Our view of the outlook for the U.S. economy is based on our analysis of the economy using the Simple and Effective Economic Forecasting Model developed by our firm. Accordingly, the analysis looks at the four components of the expenditure approach to the measurement of gross domestic product (GDP). Our analysis is also based on forecasts that are derived from a proprietary model that weights and adjusts forecasts made by professional economists in various periodic surveys including the Survey of Professional Forecasters, published by the Federal Reserve Bank of Philadelphia (www.philadelphiafed.org).
Overall, stronger conditions are expected in the labor market as reflected in lower unemployment numbers. Recent improvements in the labor market, as represented by a downward trend in initial jobless claims, contributed to a slight uptick in the leading economic indicators in the week just ended. This suggests possible moderately strong economic growth in coming months – but that is far from conclusive.
Forecasters in the latest Survey of Professional Forecasters are projecting employment gains in three out of the next four quarters.
There are expectations of some minor declines in housing prices in 2012 with a rise in 2013. Confirming this, the latest data out this week shows signs of stalling in the housing market.

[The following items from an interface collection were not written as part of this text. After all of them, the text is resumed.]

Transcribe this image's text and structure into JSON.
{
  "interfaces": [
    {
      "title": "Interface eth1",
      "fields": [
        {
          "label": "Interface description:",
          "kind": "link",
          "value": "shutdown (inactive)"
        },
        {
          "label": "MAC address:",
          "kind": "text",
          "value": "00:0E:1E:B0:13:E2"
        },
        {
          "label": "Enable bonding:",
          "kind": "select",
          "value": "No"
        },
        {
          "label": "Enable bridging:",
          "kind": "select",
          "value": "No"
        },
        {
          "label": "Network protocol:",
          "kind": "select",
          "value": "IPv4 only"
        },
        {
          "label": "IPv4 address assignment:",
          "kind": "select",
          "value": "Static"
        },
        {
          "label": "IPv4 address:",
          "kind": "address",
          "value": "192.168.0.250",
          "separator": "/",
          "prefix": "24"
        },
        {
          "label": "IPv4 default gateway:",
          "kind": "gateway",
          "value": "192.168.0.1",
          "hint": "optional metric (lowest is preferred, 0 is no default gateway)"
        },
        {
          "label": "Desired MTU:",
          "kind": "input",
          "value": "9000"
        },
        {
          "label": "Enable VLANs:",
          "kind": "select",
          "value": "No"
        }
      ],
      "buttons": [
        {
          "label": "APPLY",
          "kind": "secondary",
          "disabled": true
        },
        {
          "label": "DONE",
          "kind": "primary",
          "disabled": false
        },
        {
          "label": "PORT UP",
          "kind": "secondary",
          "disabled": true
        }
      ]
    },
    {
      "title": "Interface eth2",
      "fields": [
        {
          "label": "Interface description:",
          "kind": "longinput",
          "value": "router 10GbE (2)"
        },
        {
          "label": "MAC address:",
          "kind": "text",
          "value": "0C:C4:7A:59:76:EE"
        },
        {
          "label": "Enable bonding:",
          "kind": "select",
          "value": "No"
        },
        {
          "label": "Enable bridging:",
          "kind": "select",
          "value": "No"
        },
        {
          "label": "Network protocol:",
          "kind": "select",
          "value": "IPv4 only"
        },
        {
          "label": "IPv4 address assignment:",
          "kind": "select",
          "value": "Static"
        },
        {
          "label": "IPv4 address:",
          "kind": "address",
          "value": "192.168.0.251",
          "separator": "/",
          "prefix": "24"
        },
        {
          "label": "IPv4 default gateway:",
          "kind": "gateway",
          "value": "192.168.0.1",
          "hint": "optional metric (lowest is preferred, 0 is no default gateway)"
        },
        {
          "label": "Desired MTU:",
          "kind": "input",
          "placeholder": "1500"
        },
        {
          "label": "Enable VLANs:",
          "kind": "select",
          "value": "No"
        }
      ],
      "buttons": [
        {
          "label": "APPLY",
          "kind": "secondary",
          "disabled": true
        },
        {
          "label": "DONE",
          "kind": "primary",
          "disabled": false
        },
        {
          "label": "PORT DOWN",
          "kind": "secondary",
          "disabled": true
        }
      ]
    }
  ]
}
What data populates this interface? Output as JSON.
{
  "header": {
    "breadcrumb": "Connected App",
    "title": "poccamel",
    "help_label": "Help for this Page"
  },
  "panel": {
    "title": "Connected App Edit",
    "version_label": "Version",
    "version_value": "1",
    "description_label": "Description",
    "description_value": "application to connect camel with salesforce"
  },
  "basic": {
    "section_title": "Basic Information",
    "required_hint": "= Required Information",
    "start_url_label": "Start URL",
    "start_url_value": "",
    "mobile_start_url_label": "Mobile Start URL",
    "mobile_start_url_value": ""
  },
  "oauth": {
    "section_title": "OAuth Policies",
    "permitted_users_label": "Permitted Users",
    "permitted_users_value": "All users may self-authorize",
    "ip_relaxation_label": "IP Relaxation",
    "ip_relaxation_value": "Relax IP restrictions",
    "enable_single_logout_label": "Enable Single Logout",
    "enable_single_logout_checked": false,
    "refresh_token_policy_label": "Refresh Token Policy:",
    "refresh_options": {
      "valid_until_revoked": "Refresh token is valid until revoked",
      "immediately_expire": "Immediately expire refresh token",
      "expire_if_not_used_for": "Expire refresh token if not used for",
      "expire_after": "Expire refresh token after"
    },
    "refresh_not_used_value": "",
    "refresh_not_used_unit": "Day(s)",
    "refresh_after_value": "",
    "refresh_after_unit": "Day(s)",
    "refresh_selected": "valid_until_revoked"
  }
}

Consumer spending is expected to remain subdued and to increase below trend in 2012.
High energy prices will probably weigh on consumer spending. On a positive note, however, consumers are less in debt than they were a year ago.
Business spending is expected to increase in the coming months with corporate profits expected to increase moderately in 2012 and 2013.
The federal deficit is expected to increase before declining and GDP growth looks to be more cyclical than structural.
U.S. export growth expectations have weakened.
Global economic growth prospects are still weak.
THE BOTTOM LINE ON GDP GROWTH
According to the Survey of Professional Forecasters, there is only a 9.5% chance of a negative quarter in real GDP in the current quarter. This estimate is down from 16.6% in last survey. The chance of a contraction in the next four quarters was also revised downward.
Productivity growth is expected to average only 1.85% (estimate down from 2.00 % in the last survey), according to the Survey of Professional Forecasters.
Our firm is expecting real GDP growth of 2.3% in 2012, with stronger growth in the second half of 2012 than in the first half.
With this being an election year, much of the outlook for the economy will depend on the outcome of the elections.
Please see the accompanying tables and graphs listed that detail our expectations and outlook for the economy.